-- Available data --
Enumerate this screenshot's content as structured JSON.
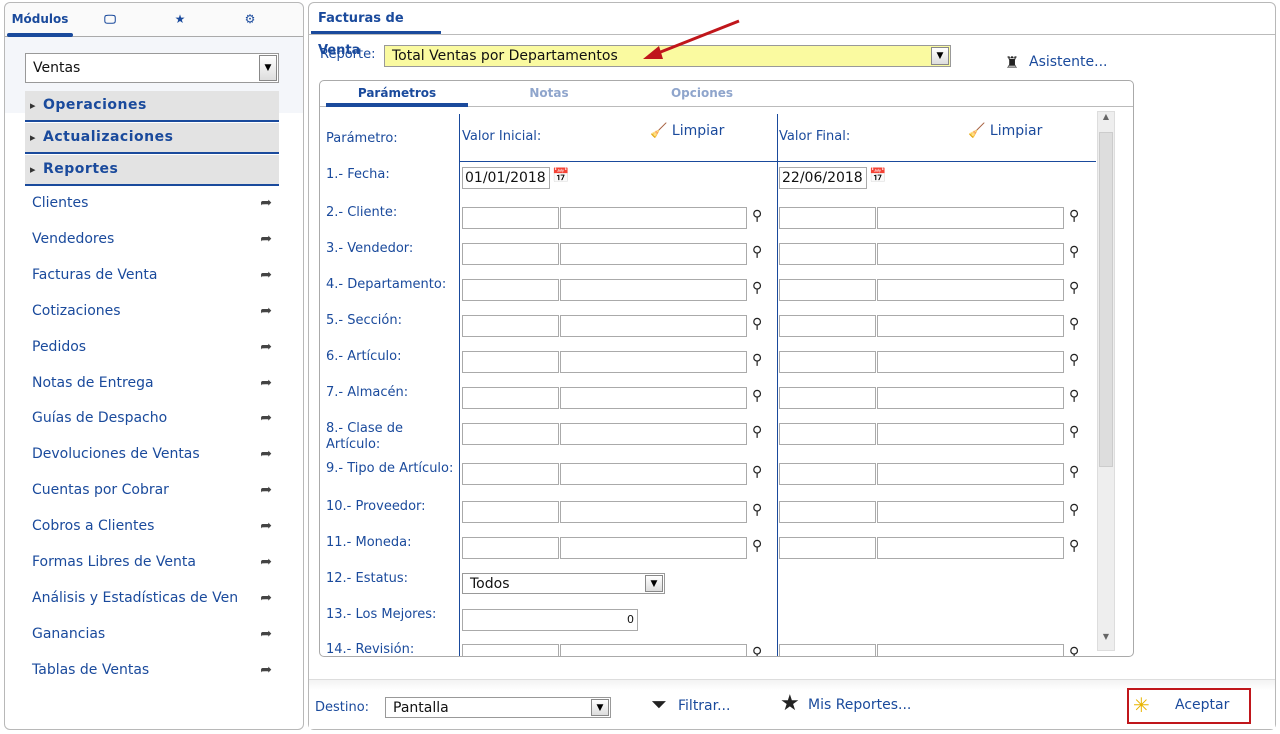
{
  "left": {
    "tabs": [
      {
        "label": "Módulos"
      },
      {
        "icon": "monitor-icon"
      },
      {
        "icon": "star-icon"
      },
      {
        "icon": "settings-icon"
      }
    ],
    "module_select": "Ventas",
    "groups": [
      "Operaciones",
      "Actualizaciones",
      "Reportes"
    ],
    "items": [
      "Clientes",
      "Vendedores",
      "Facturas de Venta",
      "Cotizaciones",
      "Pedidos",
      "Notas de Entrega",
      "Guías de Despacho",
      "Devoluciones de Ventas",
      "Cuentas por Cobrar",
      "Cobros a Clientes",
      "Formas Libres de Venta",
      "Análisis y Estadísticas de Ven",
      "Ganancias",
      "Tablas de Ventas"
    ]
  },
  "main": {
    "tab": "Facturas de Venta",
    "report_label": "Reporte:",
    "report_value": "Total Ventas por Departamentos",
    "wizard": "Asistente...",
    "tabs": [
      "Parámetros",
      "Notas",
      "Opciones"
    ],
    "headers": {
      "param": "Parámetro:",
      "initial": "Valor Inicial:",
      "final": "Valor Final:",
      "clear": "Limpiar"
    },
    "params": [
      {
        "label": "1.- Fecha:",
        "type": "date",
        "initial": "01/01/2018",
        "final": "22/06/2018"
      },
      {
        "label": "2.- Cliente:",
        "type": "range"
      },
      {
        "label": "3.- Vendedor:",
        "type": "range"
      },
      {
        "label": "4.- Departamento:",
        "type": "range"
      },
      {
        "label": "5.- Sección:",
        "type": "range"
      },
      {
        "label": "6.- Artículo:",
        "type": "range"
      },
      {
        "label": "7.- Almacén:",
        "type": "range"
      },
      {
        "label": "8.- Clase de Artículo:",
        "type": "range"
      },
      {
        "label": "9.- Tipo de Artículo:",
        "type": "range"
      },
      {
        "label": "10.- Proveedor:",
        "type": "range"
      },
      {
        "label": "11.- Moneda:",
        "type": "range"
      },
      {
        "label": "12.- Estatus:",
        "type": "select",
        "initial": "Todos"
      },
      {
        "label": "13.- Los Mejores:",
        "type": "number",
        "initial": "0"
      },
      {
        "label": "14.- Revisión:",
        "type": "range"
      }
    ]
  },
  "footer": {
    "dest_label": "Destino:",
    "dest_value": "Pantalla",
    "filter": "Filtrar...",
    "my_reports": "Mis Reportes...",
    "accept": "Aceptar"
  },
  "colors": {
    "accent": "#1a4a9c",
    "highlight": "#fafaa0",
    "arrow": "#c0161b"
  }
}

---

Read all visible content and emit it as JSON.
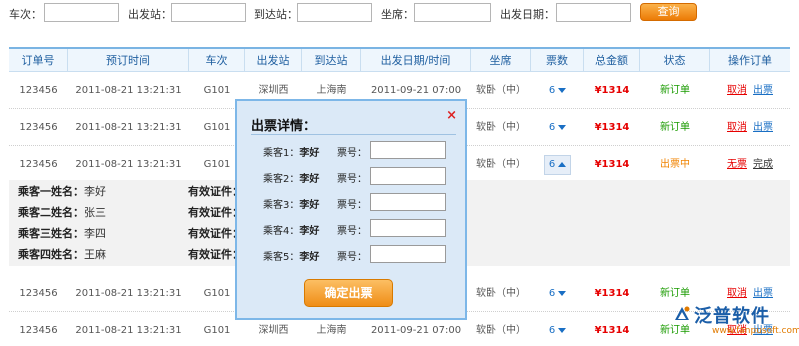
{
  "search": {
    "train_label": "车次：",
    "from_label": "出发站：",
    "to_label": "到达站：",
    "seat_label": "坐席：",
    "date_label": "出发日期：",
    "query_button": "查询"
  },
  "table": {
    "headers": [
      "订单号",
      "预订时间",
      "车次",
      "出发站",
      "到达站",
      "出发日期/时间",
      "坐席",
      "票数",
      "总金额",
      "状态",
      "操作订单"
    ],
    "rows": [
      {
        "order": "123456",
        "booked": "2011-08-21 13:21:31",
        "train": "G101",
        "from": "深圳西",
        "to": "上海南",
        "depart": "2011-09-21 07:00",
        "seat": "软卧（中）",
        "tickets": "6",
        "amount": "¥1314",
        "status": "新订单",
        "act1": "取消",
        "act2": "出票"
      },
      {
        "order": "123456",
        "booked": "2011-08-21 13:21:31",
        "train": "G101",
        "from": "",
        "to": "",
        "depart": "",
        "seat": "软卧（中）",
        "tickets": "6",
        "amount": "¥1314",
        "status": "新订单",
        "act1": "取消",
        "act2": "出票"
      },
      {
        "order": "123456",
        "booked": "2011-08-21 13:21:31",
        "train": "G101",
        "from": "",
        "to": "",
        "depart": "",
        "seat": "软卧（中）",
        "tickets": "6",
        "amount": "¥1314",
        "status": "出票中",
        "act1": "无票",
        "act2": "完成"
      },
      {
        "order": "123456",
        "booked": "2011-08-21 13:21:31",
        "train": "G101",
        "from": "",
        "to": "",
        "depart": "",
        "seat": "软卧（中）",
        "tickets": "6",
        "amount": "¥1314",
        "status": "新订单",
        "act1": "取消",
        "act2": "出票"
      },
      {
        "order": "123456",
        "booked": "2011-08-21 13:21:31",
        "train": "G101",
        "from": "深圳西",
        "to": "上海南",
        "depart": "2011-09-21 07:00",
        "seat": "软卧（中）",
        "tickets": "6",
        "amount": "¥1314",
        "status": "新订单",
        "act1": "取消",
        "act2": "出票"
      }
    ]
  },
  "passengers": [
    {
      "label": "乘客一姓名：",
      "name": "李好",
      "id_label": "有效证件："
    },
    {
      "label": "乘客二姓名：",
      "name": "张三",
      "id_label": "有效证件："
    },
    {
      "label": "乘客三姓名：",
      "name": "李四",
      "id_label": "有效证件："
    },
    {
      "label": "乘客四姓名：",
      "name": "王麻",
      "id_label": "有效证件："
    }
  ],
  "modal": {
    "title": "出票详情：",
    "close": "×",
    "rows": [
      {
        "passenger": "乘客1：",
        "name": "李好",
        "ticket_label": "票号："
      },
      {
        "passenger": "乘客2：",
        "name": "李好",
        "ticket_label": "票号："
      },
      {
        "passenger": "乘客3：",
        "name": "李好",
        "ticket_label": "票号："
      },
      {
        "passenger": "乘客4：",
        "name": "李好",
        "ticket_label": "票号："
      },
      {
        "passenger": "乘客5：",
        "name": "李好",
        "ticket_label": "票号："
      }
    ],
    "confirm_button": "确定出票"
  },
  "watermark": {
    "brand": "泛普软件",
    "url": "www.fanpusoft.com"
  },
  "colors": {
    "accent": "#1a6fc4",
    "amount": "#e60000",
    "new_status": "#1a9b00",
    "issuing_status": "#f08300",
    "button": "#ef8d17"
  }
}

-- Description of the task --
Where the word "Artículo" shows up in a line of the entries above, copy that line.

-- Solution to this exercise --
        "label": "6.- Artículo:",
        "label": "8.- Clase de Artículo:",
        "label": "9.- Tipo de Artículo:",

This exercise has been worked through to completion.